Whilst I am a BIG fan of blogging, micro-blogging (aka Twitter) is just not for me for two reasons:
(1) Vast amounts of drivel: I am NOT interested in the minutiae of a persons day. I want “signal” above “noise” in life and you drown in noise on Twitter, There is undoubtedly signal but finding it can be difficult.
(2) Time: it is considerably more time consuming to stay on top of the constant drip of information…. don’t get me started about Facebook!
As a footnote to that… Twitter has its place and I do use it occasionally. Very occasionally….
Finally a technical note - I have always used the uber-cool Blosxom blogging engine which runs as a CGI script from my own server with all posts stored as text files. Its ultra reliable and portable, which is often not the case for more complex database driven sites.

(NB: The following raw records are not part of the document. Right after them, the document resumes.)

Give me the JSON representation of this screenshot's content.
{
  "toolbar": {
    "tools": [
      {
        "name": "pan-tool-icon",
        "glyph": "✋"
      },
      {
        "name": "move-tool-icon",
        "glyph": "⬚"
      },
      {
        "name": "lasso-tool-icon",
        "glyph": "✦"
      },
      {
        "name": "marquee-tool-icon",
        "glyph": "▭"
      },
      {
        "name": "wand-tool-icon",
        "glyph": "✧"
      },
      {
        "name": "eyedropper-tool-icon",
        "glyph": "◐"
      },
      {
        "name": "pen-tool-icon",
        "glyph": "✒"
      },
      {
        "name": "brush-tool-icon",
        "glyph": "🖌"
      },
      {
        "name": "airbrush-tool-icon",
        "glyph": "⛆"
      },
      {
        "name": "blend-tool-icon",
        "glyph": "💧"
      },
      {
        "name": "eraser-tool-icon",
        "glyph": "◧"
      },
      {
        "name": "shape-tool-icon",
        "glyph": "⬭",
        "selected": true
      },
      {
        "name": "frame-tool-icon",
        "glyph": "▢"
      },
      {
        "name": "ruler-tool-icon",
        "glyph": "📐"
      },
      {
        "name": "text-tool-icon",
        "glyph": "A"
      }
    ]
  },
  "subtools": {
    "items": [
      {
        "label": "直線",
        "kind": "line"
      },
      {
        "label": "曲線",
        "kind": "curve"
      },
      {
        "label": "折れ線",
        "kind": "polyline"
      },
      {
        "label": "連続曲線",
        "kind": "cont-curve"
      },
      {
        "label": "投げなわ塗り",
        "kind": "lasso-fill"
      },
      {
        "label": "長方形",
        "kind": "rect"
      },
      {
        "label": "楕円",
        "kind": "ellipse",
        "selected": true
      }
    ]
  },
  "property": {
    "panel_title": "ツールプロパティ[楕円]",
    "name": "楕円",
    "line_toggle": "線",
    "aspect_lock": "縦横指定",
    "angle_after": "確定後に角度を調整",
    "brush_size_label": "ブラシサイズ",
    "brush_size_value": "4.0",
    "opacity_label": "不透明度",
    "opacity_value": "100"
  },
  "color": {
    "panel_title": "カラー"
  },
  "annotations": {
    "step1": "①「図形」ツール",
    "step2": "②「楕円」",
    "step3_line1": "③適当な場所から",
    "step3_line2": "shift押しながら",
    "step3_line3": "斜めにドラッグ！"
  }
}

I was recently doing a health and safety talk to our second year students prior to a geomorphology field trip - nothing overly risky as it was essentially walking footpaths on parts of the UK coastline, but all this trips need to undergo a risk assessment and trip briefing. It’s important to cover what can be quite dry material in terms of trip regulations so I was looking for some inspiration to drive home the point the seemingly mundane situations can lead to… dangerous activities!! Compliance training specialists Highfield have put together a great “House of Horrors” - my particular favourite was the window cleaner!
Fun article by Tara Brabazon - and if you haven’t seen her speak then she’s great value - well worth pondering upon for all potential and future PhD students, although don’t necessarily take everything to heart as people and subjects vary across the academic world. Good advice though!
These did the rounds quite a while back from the looks of things, but Bill Gates’ 11 rules of life are still pretty pertinent:
1.Life is not fair; get used to it. 2. The world won’t care about your self-esteem. The world will expect you to accomplish something before you feel good about yourself. 3. You will not make $40,000 a year right out of high school. You won’t be a vice president with a car phone, until you earn both 4. If you think your teacher is tough, wait till you get a boss. He doesn’t have tenure. 5. Flipping burgers is not beneath your dignity. Your grandparents had a different word for burger flipping; they called it opportunity. 6. If you mess up, it’s not your parents’ fault, so don’t whine about your mistakes, learn from them. 7. Before you were born, your parents weren’t as boring as they are now. They got that way from paying your bills, cleaning your clothes and listening to you talk about how cool you are. So before you save the rain forest from the parasites of your parents’ generation, try “delousing” the closet in your own room. 8. Your school may have done away with winners and losers, but life has not. In some schools they have abolished failing grades; they’ll give you as many times as you want to get the right answer. This doesn’t bear the slightest resemblance to anything in real life. 9. Life is not divided into semesters. You don’t get summers off and very few employers are interested in helping you find yourself. Do that on your own time. 10. Television is not real life. In real life people actually have to leave the coffee shop and go to jobs. 11. Be nice to nerds. Chances are you’ll end up working for one.